This is a straightforward lesson. We have acted in this movie in Kenya before.
(To refresh, here is my piece “The Debacle of 2007: How Kenyan politics was frozen and an election was stolen with U.S. connivance” in The Elephant.)
Mistakes will be made when we are out and about involved in our way in the world. (Most conspicuously, per Donald Trump’s 2016 campaign for the presidency, the 2003 invasion of Iraq. This recognition of error obtained consensus among at least the top dozen Republican candidates and the top four Democrats so it seems to be a rare “given” that we should not have to argue about now.)
We cannot undo the past but at the very least we have a moral responsibility to take cognizance of (very) recent history in Kenya involving many of the very same Kenyan ethnic/commercial/political leaders and a continuity of institutional and individual players and assumed interests of the United States as well. Our choices have consequences, too.
We are in denial if we pretend that we did not fail abjectly (to the extent we even tried really) to effectively foster any type of justice in Kenya for the 2008 Post Election Violence. If we can excuse our asserted complacency in 2007 on the argument that the full magnitude of the violence was unprecedented (in spite of the 1992 and 1997 “campaigns”) we certainly do not have that excuse this time.
You cannot but hear bitter strident speech about Kenya’s presidential election from Kenya’s politicians, and from Kenya’s journalists, lawyers, pundits, publishers, moguls, ranchers and hustlers (of whatever ethnic or national origin or income). Compared to 2007 it is more aggressive and open and it is coming in some key part directly from the President and even more so from those very close to him and from the Deputy President.
In 2007 Mwai Kibaki and Moody Awori were not using the “bully pupit” of the Presidency and Vice Presidency to openly disparage and ridicule those with less power (even though Kibaki was obviously not in hindsight of any mind to actually risk being found to have lost the election by the ECK).

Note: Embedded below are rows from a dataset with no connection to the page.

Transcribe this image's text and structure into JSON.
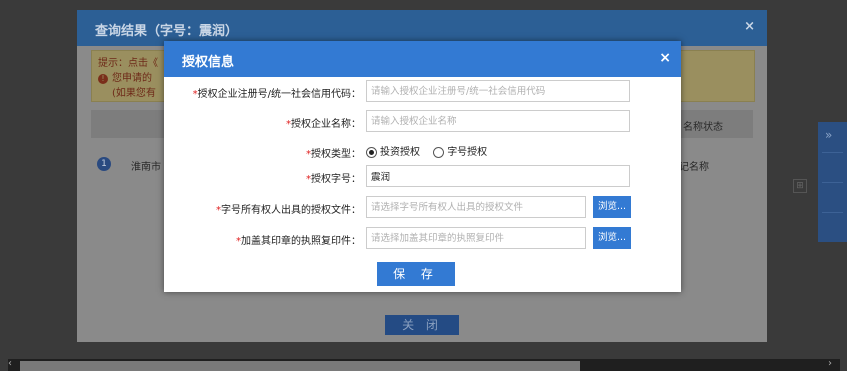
{
  "outer": {
    "title": "查询结果（字号：震润）",
    "close": "×",
    "tip_line1": "提示：点击《",
    "tip_line2": "您申请的",
    "tip_line3": "(如果您有",
    "column_status": "名称状态",
    "row_number": "1",
    "row_text": "淮南市",
    "row_status": "记名称",
    "close_label": "关 闭"
  },
  "side_tab": {
    "arrow": "»"
  },
  "modal": {
    "title": "授权信息",
    "close": "×",
    "fields": {
      "reg_code": {
        "label": "授权企业注册号/统一社会信用代码：",
        "placeholder": "请输入授权企业注册号/统一社会信用代码",
        "value": ""
      },
      "company_name": {
        "label": "授权企业名称：",
        "placeholder": "请输入授权企业名称",
        "value": ""
      },
      "auth_type": {
        "label": "授权类型：",
        "options": [
          "投资授权",
          "字号授权"
        ],
        "selected": "投资授权"
      },
      "auth_name": {
        "label": "授权字号：",
        "placeholder": "",
        "value": "震润"
      },
      "auth_file": {
        "label": "字号所有权人出具的授权文件：",
        "placeholder": "请选择字号所有权人出具的授权文件",
        "value": "",
        "browse": "浏览..."
      },
      "license_copy": {
        "label": "加盖其印章的执照复印件：",
        "placeholder": "请选择加盖其印章的执照复印件",
        "value": "",
        "browse": "浏览..."
      }
    },
    "required_mark": "*",
    "save_label": "保 存"
  },
  "colors": {
    "primary": "#337ad3",
    "outer_header": "#2c5f95",
    "required": "#e02020"
  }
}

Likewise, during that campaign Uhuru Kenyatta and William Ruto, on opposite sides of the presidential campaign once “retired President” Moi realigned to support Kibaki mid-year, were far more restrained in their widely public statements as candidates